[[ AVAILABLE DATA, beginning ]]
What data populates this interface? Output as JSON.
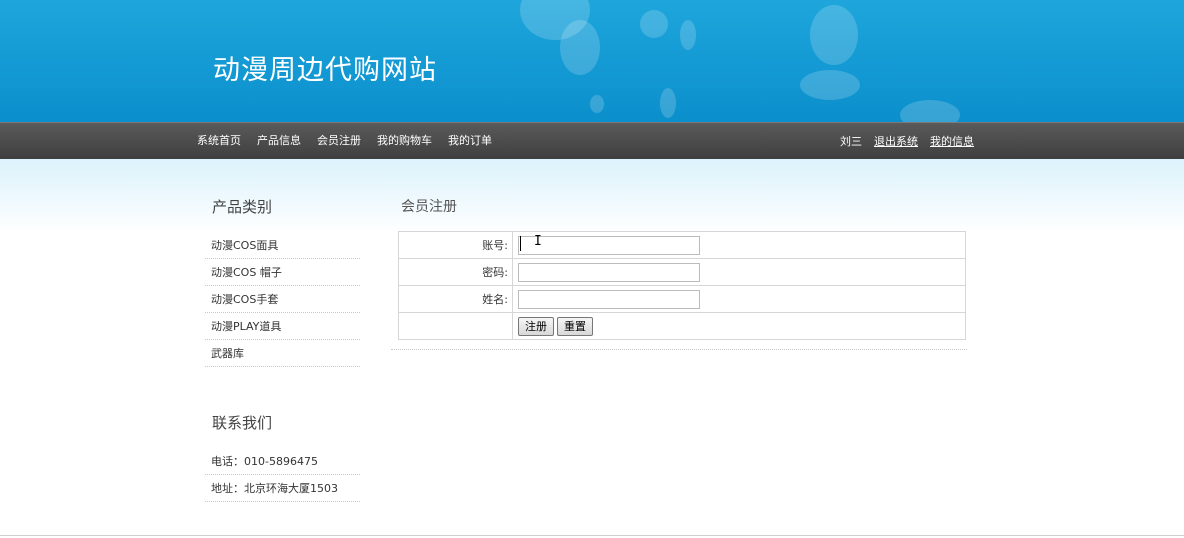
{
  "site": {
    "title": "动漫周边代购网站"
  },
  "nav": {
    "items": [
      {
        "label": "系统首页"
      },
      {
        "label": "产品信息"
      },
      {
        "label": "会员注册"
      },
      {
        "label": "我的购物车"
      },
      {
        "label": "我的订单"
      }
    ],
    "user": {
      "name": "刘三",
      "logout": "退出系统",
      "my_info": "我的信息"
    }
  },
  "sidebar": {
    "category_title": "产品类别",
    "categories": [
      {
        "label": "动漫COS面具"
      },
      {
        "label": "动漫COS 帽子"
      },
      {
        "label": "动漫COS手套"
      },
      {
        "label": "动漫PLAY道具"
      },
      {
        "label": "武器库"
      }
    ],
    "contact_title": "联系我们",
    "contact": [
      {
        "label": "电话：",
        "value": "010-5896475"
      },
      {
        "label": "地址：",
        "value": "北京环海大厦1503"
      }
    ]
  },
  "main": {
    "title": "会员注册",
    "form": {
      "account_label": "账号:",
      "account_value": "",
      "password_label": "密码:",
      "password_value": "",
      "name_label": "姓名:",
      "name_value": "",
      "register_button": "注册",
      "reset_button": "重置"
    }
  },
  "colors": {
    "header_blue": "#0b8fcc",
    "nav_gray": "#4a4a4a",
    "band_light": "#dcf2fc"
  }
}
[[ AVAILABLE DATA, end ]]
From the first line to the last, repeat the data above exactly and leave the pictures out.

*RESPONSE BOX*.
What data populates this interface? Output as JSON.
{
  "site": {
    "title": "动漫周边代购网站"
  },
  "nav": {
    "items": [
      {
        "label": "系统首页"
      },
      {
        "label": "产品信息"
      },
      {
        "label": "会员注册"
      },
      {
        "label": "我的购物车"
      },
      {
        "label": "我的订单"
      }
    ],
    "user": {
      "name": "刘三",
      "logout": "退出系统",
      "my_info": "我的信息"
    }
  },
  "sidebar": {
    "category_title": "产品类别",
    "categories": [
      {
        "label": "动漫COS面具"
      },
      {
        "label": "动漫COS 帽子"
      },
      {
        "label": "动漫COS手套"
      },
      {
        "label": "动漫PLAY道具"
      },
      {
        "label": "武器库"
      }
    ],
    "contact_title": "联系我们",
    "contact": [
      {
        "label": "电话：",
        "value": "010-5896475"
      },
      {
        "label": "地址：",
        "value": "北京环海大厦1503"
      }
    ]
  },
  "main": {
    "title": "会员注册",
    "form": {
      "account_label": "账号:",
      "account_value": "",
      "password_label": "密码:",
      "password_value": "",
      "name_label": "姓名:",
      "name_value": "",
      "register_button": "注册",
      "reset_button": "重置"
    }
  },
  "colors": {
    "header_blue": "#0b8fcc",
    "nav_gray": "#4a4a4a",
    "band_light": "#dcf2fc"
  }
}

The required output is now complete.